Log Files

We use IP addresses to analyse trends, administer the site, track movement, and gather broad demographic information for aggregate use. IP addresses are not linked to personally identifiable information.


This web site contains links to other sites. Please be aware that Mondaq (or its affiliate sites) are not responsible for the privacy practices of such other sites. We encourage our users to be aware when they leave our site and to read the privacy statements of these third party sites. This privacy statement applies solely to information collected by this Web site.

Surveys & Contests

From time-to-time our site requests information from users via surveys or contests. Participation in these surveys or contests is completely voluntary and the user therefore has a choice whether or not to disclose any information requested. Information requested may include contact information (such as name and delivery address), and demographic information (such as postcode, age level). Contact information will be used to notify the winners and award prizes. Survey information will be used for purposes of monitoring or improving the functionality of the site.


If a user elects to use our referral service for informing a friend about our site, we ask them for the friend’s name and email address. Mondaq stores this information and may contact the friend to invite them to register with Mondaq, but they will not be contacted more than once. The friend may contact Mondaq to request the removal of this information from our database.


This website takes every reasonable precaution to protect our users’ information. When users submit sensitive information via the website, your information is protected using firewalls and other security technology. If you have any questions about the security at our website, you can send an email to

Correcting/Updating Personal Information

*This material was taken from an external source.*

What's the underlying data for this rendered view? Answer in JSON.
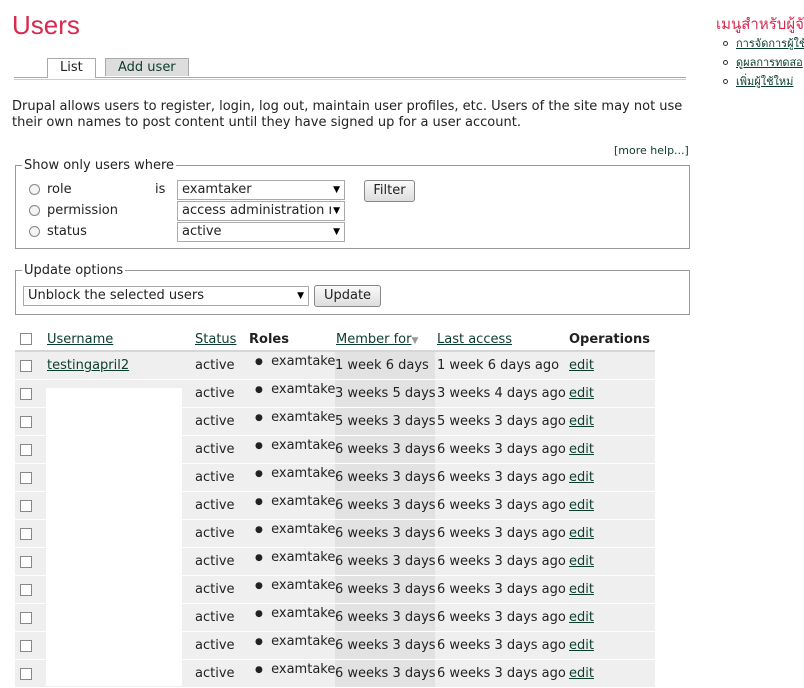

If a user’s personally identifiable information changes (such as postcode), or if a user no longer desires our service, we will endeavour to provide a way to correct, update or remove that user’s personal data provided to us. This can usually be done at the “Your Profile” page or by sending an email to

Notification of Changes

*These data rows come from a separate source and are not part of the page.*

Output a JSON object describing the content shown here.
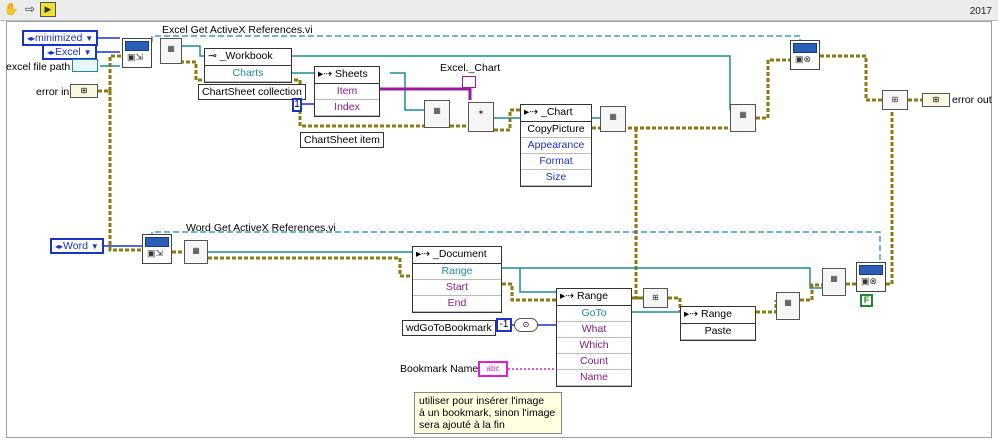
{
  "window": {
    "version_label": "2017"
  },
  "controls": {
    "window_state": "minimized",
    "excel_app": "Excel",
    "excel_file_path": "excel file path",
    "error_in": "error in",
    "word_app": "Word",
    "wd_goto_bookmark": "wdGoToBookmark",
    "goto_value": "-1",
    "bookmark_name": "Bookmark Name",
    "item_index": "1",
    "string_pill": "abc",
    "error_out": "error out"
  },
  "subvis": {
    "excel_get_refs": "Excel Get ActiveX References.vi",
    "word_get_refs": "Word Get ActiveX References.vi",
    "excel_chart_label": "Excel._Chart"
  },
  "nodes": {
    "workbook": {
      "title": "_Workbook",
      "rows": [
        "Charts"
      ]
    },
    "chartsheet_collection": "ChartSheet collection",
    "sheets": {
      "title": "Sheets",
      "rows": [
        "Item",
        "Index"
      ]
    },
    "chartsheet_item": "ChartSheet item",
    "chart": {
      "title": "_Chart",
      "rows": [
        "CopyPicture",
        "Appearance",
        "Format",
        "Size"
      ]
    },
    "document": {
      "title": "_Document",
      "rows": [
        "Range",
        "Start",
        "End"
      ]
    },
    "range1": {
      "title": "Range",
      "rows": [
        "GoTo",
        "What",
        "Which",
        "Count",
        "Name"
      ]
    },
    "range2": {
      "title": "Range",
      "rows": [
        "Paste"
      ]
    }
  },
  "comment": "utiliser pour insérer l'image\nà un bookmark, sinon l'image\nsera ajouté à la fin",
  "constants": {
    "false_const": "F"
  },
  "icons": {
    "hand": "hand-icon",
    "arrow": "arrow-icon",
    "run": "run-arrow-icon"
  }
}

If we decide to change our Terms & Conditions or Privacy Policy, we will post those changes on our site so our users are always aware of what information we collect, how we use it, and under what circumstances, if any, we disclose it. If at any point we decide to use personally identifiable information in a manner different from that stated at the time it was collected, we will notify users by way of an email. Users will have a choice as to whether or not we use their information in this different manner. We will use information in accordance with the privacy policy under which the information was collected.

How to contact Mondaq

You can contact us with comments or queries at

If for some reason you believe Mondaq Ltd. has not adhered to these principles, please notify us by e-mail at and we will use commercially reasonable efforts to determine and correct the problem promptly.